More paperwork and more seems like every day brings another form.  Fill it out, sign it, scan and email it.  Yes, sir.  The big day arrives - 17 November 2014.  The board reviews.  Most of my family doesn't even know that I'm trying to get in, but a few people know and they pray for me.  Then more waiting.  My recruiter texts every now and again that there's no new info, and that we're still waiting.  Then 17 December I am sitting on the floor of my kid's room cleaning when I hear my phone ring.  I don't even see the caller ID and I just KNOW this is it.  Time to learn my fate.  Sure enough, my screen says it's my recruiter.  I take a deep breath and answer.  He asks do I want the good news or the bad news first?  Then he starts laughing and says that it's all good news, that I am officially one of six selected! 

It feels so much more real now.  Still a lot to do.  More paperwork.  Don't slip on the weight!  (hello, holidays) Still waiting for the scroll, then orders.  Scroll comes through - I am officially a direct commission.  I need to go to San Francisco to do - wait for it - MORE paperwork and swear in.  I will be a First Lieutenant, O-2.  The whole family comes and we make a day of it.  The oath is solemn and exciting.  Next comes orders.  Will we make it back East?  I requested all eastern states in my packet.  What if it's Alaska? 

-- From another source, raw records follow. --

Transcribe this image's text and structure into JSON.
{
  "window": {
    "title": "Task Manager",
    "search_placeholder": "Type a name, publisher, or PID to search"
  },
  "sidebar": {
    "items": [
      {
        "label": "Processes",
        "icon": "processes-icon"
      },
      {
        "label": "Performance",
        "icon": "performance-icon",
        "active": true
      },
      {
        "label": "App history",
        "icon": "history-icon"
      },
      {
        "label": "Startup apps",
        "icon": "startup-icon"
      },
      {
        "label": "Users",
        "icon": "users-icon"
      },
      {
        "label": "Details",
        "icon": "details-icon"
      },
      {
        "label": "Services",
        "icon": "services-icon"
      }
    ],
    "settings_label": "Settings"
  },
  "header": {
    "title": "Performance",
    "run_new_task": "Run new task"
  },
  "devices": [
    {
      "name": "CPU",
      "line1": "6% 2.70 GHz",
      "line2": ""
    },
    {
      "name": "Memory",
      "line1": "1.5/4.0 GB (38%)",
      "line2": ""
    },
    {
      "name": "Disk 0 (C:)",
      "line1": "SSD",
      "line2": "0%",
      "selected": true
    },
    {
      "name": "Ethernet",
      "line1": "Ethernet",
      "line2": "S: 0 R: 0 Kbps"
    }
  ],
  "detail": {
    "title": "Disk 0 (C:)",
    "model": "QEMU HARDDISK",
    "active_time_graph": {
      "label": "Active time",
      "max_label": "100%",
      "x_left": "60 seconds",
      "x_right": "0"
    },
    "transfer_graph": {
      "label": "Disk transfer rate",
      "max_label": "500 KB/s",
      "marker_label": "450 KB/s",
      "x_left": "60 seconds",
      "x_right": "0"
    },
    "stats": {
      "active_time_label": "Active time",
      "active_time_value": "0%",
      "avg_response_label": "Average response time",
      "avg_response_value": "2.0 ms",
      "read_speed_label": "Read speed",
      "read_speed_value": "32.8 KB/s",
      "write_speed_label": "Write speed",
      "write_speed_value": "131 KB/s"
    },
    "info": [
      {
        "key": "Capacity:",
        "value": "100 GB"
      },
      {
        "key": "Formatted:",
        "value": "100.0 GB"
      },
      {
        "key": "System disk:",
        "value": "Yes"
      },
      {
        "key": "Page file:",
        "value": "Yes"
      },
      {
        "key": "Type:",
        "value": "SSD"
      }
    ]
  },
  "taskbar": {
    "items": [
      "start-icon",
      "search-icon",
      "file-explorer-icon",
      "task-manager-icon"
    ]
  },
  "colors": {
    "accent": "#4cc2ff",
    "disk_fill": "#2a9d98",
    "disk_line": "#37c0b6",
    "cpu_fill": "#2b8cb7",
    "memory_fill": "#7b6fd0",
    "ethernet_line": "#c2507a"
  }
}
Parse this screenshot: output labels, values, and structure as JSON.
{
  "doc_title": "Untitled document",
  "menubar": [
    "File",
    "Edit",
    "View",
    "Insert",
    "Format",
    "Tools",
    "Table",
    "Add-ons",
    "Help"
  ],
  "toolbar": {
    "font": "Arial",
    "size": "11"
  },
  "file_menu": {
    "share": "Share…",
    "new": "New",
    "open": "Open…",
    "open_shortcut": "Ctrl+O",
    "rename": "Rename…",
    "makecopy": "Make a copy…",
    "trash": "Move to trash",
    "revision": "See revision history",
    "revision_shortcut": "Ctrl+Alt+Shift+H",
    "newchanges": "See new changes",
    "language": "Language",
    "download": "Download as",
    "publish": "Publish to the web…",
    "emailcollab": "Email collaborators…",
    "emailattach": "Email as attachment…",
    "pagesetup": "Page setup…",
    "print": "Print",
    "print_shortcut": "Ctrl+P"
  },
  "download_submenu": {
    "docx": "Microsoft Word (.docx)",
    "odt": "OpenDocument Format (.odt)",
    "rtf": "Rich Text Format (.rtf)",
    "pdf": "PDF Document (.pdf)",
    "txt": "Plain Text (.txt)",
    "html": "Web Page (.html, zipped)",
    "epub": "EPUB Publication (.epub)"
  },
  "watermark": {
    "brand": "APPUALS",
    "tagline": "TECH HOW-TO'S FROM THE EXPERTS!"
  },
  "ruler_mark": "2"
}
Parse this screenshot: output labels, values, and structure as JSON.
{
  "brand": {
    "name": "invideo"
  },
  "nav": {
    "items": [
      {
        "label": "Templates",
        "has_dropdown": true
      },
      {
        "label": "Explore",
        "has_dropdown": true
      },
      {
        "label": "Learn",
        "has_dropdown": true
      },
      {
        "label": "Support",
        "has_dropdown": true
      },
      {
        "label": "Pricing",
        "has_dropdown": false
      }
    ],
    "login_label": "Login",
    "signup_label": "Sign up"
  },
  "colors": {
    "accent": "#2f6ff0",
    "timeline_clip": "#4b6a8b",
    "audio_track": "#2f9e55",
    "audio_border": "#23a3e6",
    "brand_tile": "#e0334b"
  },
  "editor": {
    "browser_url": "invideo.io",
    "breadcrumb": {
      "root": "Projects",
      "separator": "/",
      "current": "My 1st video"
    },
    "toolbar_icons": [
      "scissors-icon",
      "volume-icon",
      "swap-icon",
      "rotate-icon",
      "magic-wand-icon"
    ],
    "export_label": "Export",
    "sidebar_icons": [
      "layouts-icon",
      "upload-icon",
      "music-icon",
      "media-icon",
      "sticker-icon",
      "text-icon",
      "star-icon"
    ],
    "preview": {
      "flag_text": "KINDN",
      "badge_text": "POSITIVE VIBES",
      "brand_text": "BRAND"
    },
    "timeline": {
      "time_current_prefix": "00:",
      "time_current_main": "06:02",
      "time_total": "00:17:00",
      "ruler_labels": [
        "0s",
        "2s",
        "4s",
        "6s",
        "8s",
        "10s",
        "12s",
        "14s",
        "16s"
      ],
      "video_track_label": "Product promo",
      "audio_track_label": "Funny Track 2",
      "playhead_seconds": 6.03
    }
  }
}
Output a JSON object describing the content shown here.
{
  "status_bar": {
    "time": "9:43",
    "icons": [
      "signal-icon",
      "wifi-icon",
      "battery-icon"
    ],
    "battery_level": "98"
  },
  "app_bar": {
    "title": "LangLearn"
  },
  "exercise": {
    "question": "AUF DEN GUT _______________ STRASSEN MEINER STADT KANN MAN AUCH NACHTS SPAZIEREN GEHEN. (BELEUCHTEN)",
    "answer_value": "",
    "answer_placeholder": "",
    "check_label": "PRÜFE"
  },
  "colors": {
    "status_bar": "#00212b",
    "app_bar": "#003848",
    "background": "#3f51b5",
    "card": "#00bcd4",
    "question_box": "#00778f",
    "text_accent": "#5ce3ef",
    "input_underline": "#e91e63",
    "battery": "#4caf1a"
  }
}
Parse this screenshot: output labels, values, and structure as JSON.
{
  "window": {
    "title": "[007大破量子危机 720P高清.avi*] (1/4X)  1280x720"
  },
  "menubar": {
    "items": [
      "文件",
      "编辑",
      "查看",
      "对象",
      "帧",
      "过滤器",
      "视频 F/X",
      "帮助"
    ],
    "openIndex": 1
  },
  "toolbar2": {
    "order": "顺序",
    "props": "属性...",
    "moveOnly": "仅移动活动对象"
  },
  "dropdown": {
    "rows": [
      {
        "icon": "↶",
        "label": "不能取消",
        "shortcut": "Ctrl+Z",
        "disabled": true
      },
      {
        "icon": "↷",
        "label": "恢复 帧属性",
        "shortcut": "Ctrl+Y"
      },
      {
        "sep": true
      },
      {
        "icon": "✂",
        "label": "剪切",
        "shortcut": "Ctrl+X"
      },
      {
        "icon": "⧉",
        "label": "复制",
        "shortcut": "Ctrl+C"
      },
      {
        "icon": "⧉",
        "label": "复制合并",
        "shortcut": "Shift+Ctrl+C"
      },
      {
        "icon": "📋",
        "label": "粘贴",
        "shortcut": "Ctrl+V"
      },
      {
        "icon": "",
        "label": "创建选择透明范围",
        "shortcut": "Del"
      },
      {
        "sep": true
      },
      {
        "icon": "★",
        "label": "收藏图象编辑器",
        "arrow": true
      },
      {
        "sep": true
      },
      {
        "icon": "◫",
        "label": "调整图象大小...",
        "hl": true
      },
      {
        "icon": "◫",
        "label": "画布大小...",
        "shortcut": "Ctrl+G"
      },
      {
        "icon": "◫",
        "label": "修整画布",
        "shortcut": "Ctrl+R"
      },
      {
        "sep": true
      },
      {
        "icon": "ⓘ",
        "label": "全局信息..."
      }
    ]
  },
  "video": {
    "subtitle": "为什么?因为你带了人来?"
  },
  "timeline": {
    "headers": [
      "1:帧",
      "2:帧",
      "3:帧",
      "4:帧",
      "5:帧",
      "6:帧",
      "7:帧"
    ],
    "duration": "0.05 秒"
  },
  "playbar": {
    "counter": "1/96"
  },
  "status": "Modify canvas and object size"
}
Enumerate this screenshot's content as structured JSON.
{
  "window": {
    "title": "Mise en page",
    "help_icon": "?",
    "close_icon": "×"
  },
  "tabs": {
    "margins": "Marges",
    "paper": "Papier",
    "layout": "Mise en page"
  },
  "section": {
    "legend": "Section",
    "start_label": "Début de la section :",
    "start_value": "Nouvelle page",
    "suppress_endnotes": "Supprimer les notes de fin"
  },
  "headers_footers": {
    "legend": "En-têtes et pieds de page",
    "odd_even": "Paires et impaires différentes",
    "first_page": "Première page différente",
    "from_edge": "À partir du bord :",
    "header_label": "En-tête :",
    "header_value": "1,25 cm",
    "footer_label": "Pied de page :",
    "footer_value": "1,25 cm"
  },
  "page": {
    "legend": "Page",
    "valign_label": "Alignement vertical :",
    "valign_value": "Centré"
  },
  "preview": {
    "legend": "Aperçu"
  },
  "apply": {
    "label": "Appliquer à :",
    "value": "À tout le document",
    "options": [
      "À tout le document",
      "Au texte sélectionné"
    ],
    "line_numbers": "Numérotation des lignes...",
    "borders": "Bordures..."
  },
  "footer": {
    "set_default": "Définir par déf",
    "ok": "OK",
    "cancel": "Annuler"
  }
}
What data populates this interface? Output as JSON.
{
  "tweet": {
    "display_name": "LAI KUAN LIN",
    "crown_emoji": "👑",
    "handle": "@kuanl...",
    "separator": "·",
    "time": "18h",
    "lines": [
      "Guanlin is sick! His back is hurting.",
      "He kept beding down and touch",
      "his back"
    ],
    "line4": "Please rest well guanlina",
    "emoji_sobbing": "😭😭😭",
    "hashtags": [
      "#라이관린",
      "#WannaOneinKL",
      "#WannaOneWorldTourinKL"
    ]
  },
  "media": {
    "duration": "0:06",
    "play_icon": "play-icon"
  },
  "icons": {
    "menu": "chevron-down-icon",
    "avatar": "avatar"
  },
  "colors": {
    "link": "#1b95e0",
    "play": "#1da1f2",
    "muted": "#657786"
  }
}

Orders arrive 1 April 2015.  Georgia.  We're going to Georgia!  I tell my family, finally, and they are supportive. 

So here we are.  I have two months until I have to leave Fresno for training.  This brings me to the reason that I started blogging again, and will attempt to more often for at least a little while.  I will be in the first class of a pilot program for direct commissions.  From what I understand, it combines two extra weeks of education with pre-BOLC.  So I go to Oklahoma for a month to do this class, then to Texas for two months for BOLC.  I have gotten a lot of information and advice from people who have been down the direct commission path before me from their blog posts.  I appreciated it so much!  So since I'll be in this first new class I wanted to document my experience for those coming behind.